“The Tech Intensive creates an environment of inspiration and dedication to inspire you to act on whatever business idea has been floating around in your brain with the help of the best brains in the industry.”
Introducing a new kind of alumnus to the General Assembly community. Boris Shou completed the 2015 Business Accelerator Program—while working hard on his undergraduate degree.
Last year, GA teamed up with Colgate University for the first ever Business Accelerator Program, now the Tech Intensive. A one-week immersive experience for undergraduates, the program covered the startup world’s most in-demand skills with hands-on lessons and visits from industry experts.
Inspired, Boris put his learnings into starting his own venture. He and a friend are developing an online language learning platform where language enthusiasts can practice speaking with one another. Although it’s a “simple website” so far, the product is complete with a problem to solve and a target user group.
As one of the program’s alumni, Boris talks about his unique student experience, the projects he pitched, and his entrepreneurial goals for life after graduation.
Over the past 3.5 years I’ve worked at General Assembly, I can’t tell you the number of times we’ve been asked whether or not we offer an internship program. Students want to dive into the working world before committing to a permanent role for a variety of reasons—from experiencing the day-to-day work environment of a particular role to exploring company culture to beefing up the implied credentials on their resume, to building tangible skills, to making money, to simply understanding what an office environment is like.
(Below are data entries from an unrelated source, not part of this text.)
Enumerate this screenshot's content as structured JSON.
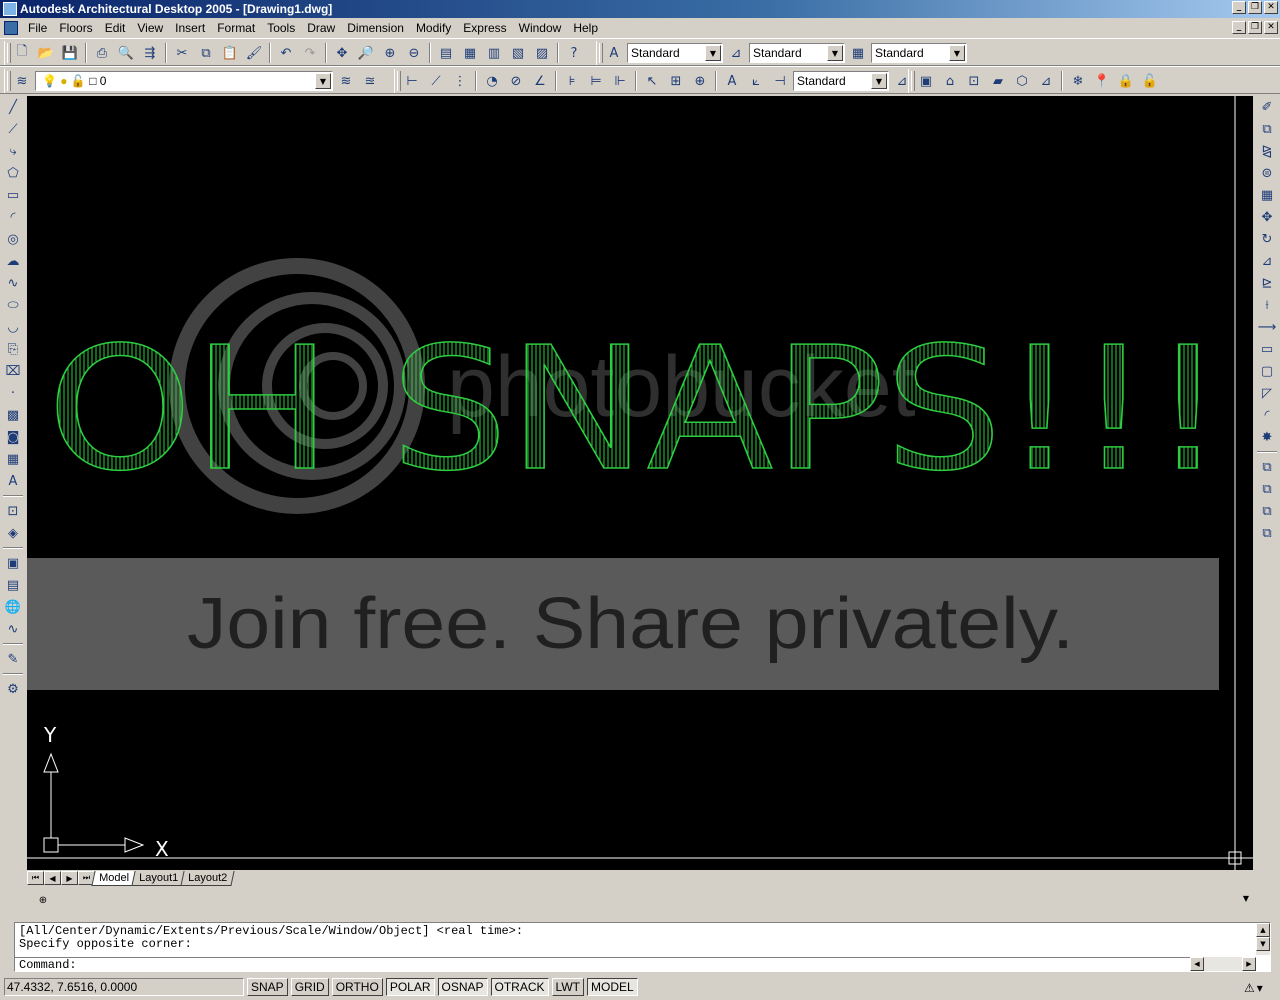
{
  "window": {
    "title": "Autodesk Architectural Desktop 2005 - [Drawing1.dwg]",
    "minimize": "_",
    "restore": "❐",
    "close": "✕"
  },
  "menu": [
    "File",
    "Floors",
    "Edit",
    "View",
    "Insert",
    "Format",
    "Tools",
    "Draw",
    "Dimension",
    "Modify",
    "Express",
    "Window",
    "Help"
  ],
  "toolbar": {
    "text_style": "Standard",
    "dim_style": "Standard",
    "table_style": "Standard",
    "layer": "0",
    "dim_style2": "Standard"
  },
  "drawing": {
    "text": "OH SNAPS!!!",
    "text_color": "#2ecc40",
    "watermark_brand": "photobucket",
    "watermark_banner": "Join free. Share privately.",
    "ucs_x": "X",
    "ucs_y": "Y"
  },
  "layout_tabs": [
    "Model",
    "Layout1",
    "Layout2"
  ],
  "command": {
    "history": [
      "[All/Center/Dynamic/Extents/Previous/Scale/Window/Object] <real time>:",
      "Specify opposite corner:"
    ],
    "prompt": "Command:"
  },
  "status": {
    "coordinates": "47.4332, 7.6516, 0.0000",
    "buttons": [
      {
        "label": "SNAP",
        "on": false
      },
      {
        "label": "GRID",
        "on": false
      },
      {
        "label": "ORTHO",
        "on": false
      },
      {
        "label": "POLAR",
        "on": true
      },
      {
        "label": "OSNAP",
        "on": true
      },
      {
        "label": "OTRACK",
        "on": true
      },
      {
        "label": "LWT",
        "on": false
      },
      {
        "label": "MODEL",
        "on": true
      }
    ]
  }
}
Internships are often seen as a safe space to make mistakes. The actual definition of an internship is “a temporary position with an emphasis on on-the-job training rather than merely employment.”
If you’re a high school or college student interested in studying abroad, you’re probably familiar with the more obvious “pros.” You’ll have the opportunity to explore a new place and culture, of course, and it’s easy to see how broadening your horizon would lead to a wider, valuable new perspective. But did you realize that studying abroad could also help to advance your career?
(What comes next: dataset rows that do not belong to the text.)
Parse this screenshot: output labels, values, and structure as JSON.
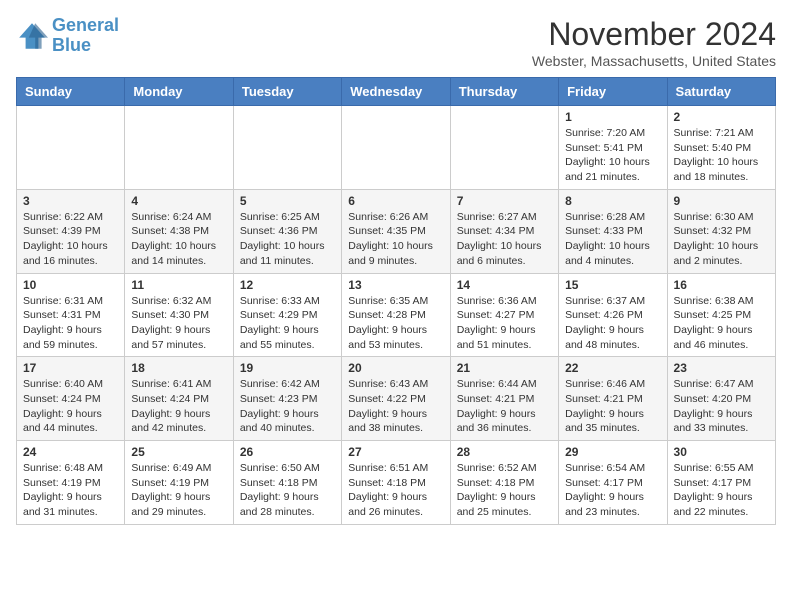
{
  "logo": {
    "line1": "General",
    "line2": "Blue"
  },
  "title": "November 2024",
  "location": "Webster, Massachusetts, United States",
  "days": [
    "Sunday",
    "Monday",
    "Tuesday",
    "Wednesday",
    "Thursday",
    "Friday",
    "Saturday"
  ],
  "weeks": [
    [
      {
        "day": "",
        "info": ""
      },
      {
        "day": "",
        "info": ""
      },
      {
        "day": "",
        "info": ""
      },
      {
        "day": "",
        "info": ""
      },
      {
        "day": "",
        "info": ""
      },
      {
        "day": "1",
        "info": "Sunrise: 7:20 AM\nSunset: 5:41 PM\nDaylight: 10 hours and 21 minutes."
      },
      {
        "day": "2",
        "info": "Sunrise: 7:21 AM\nSunset: 5:40 PM\nDaylight: 10 hours and 18 minutes."
      }
    ],
    [
      {
        "day": "3",
        "info": "Sunrise: 6:22 AM\nSunset: 4:39 PM\nDaylight: 10 hours and 16 minutes."
      },
      {
        "day": "4",
        "info": "Sunrise: 6:24 AM\nSunset: 4:38 PM\nDaylight: 10 hours and 14 minutes."
      },
      {
        "day": "5",
        "info": "Sunrise: 6:25 AM\nSunset: 4:36 PM\nDaylight: 10 hours and 11 minutes."
      },
      {
        "day": "6",
        "info": "Sunrise: 6:26 AM\nSunset: 4:35 PM\nDaylight: 10 hours and 9 minutes."
      },
      {
        "day": "7",
        "info": "Sunrise: 6:27 AM\nSunset: 4:34 PM\nDaylight: 10 hours and 6 minutes."
      },
      {
        "day": "8",
        "info": "Sunrise: 6:28 AM\nSunset: 4:33 PM\nDaylight: 10 hours and 4 minutes."
      },
      {
        "day": "9",
        "info": "Sunrise: 6:30 AM\nSunset: 4:32 PM\nDaylight: 10 hours and 2 minutes."
      }
    ],
    [
      {
        "day": "10",
        "info": "Sunrise: 6:31 AM\nSunset: 4:31 PM\nDaylight: 9 hours and 59 minutes."
      },
      {
        "day": "11",
        "info": "Sunrise: 6:32 AM\nSunset: 4:30 PM\nDaylight: 9 hours and 57 minutes."
      },
      {
        "day": "12",
        "info": "Sunrise: 6:33 AM\nSunset: 4:29 PM\nDaylight: 9 hours and 55 minutes."
      },
      {
        "day": "13",
        "info": "Sunrise: 6:35 AM\nSunset: 4:28 PM\nDaylight: 9 hours and 53 minutes."
      },
      {
        "day": "14",
        "info": "Sunrise: 6:36 AM\nSunset: 4:27 PM\nDaylight: 9 hours and 51 minutes."
      },
      {
        "day": "15",
        "info": "Sunrise: 6:37 AM\nSunset: 4:26 PM\nDaylight: 9 hours and 48 minutes."
      },
      {
        "day": "16",
        "info": "Sunrise: 6:38 AM\nSunset: 4:25 PM\nDaylight: 9 hours and 46 minutes."
      }
    ],
    [
      {
        "day": "17",
        "info": "Sunrise: 6:40 AM\nSunset: 4:24 PM\nDaylight: 9 hours and 44 minutes."
      },
      {
        "day": "18",
        "info": "Sunrise: 6:41 AM\nSunset: 4:24 PM\nDaylight: 9 hours and 42 minutes."
      },
      {
        "day": "19",
        "info": "Sunrise: 6:42 AM\nSunset: 4:23 PM\nDaylight: 9 hours and 40 minutes."
      },
      {
        "day": "20",
        "info": "Sunrise: 6:43 AM\nSunset: 4:22 PM\nDaylight: 9 hours and 38 minutes."
      },
      {
        "day": "21",
        "info": "Sunrise: 6:44 AM\nSunset: 4:21 PM\nDaylight: 9 hours and 36 minutes."
      },
      {
        "day": "22",
        "info": "Sunrise: 6:46 AM\nSunset: 4:21 PM\nDaylight: 9 hours and 35 minutes."
      },
      {
        "day": "23",
        "info": "Sunrise: 6:47 AM\nSunset: 4:20 PM\nDaylight: 9 hours and 33 minutes."
      }
    ],
    [
      {
        "day": "24",
        "info": "Sunrise: 6:48 AM\nSunset: 4:19 PM\nDaylight: 9 hours and 31 minutes."
      },
      {
        "day": "25",
        "info": "Sunrise: 6:49 AM\nSunset: 4:19 PM\nDaylight: 9 hours and 29 minutes."
      },
      {
        "day": "26",
        "info": "Sunrise: 6:50 AM\nSunset: 4:18 PM\nDaylight: 9 hours and 28 minutes."
      },
      {
        "day": "27",
        "info": "Sunrise: 6:51 AM\nSunset: 4:18 PM\nDaylight: 9 hours and 26 minutes."
      },
      {
        "day": "28",
        "info": "Sunrise: 6:52 AM\nSunset: 4:18 PM\nDaylight: 9 hours and 25 minutes."
      },
      {
        "day": "29",
        "info": "Sunrise: 6:54 AM\nSunset: 4:17 PM\nDaylight: 9 hours and 23 minutes."
      },
      {
        "day": "30",
        "info": "Sunrise: 6:55 AM\nSunset: 4:17 PM\nDaylight: 9 hours and 22 minutes."
      }
    ]
  ]
}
More and more employers are recognizing the benefits of studying abroad and are actively seeking out candidates with study abroad experience. Here are four reasons why studying abroad can help advance your career.
Across the country, universities are feeling a pinch. The cost of operating a university is rising, and increases in tuition can’t keep up. Across the country, students are also feeling a pinch. Tuition is rising, and the long-promised value of a higher degree is becoming more dubious for some as student debt, unemployment and under-employment rates soar.To combat these issues, universities and third party companies have placed higher education under the microscope—questioning, analyzing, and experimenting with new models.
While the reform in vogue changes year-to-year, the largest changes of the past decade have centered around online learning. From 2U enabling universities to put their own degree programs online, to the MOOCs offering university courses to the world for free, to the emergence of the Minerva Project, the most prominent trends have been spurred by the digital age. These initiatives largely take the same structural approach to teaching but have moved the medium of instructional delivery online. Many see online learning as a potential catalyst for the unbundling of universities as students choose to pick-and-choose which elements of a higher education experience they need.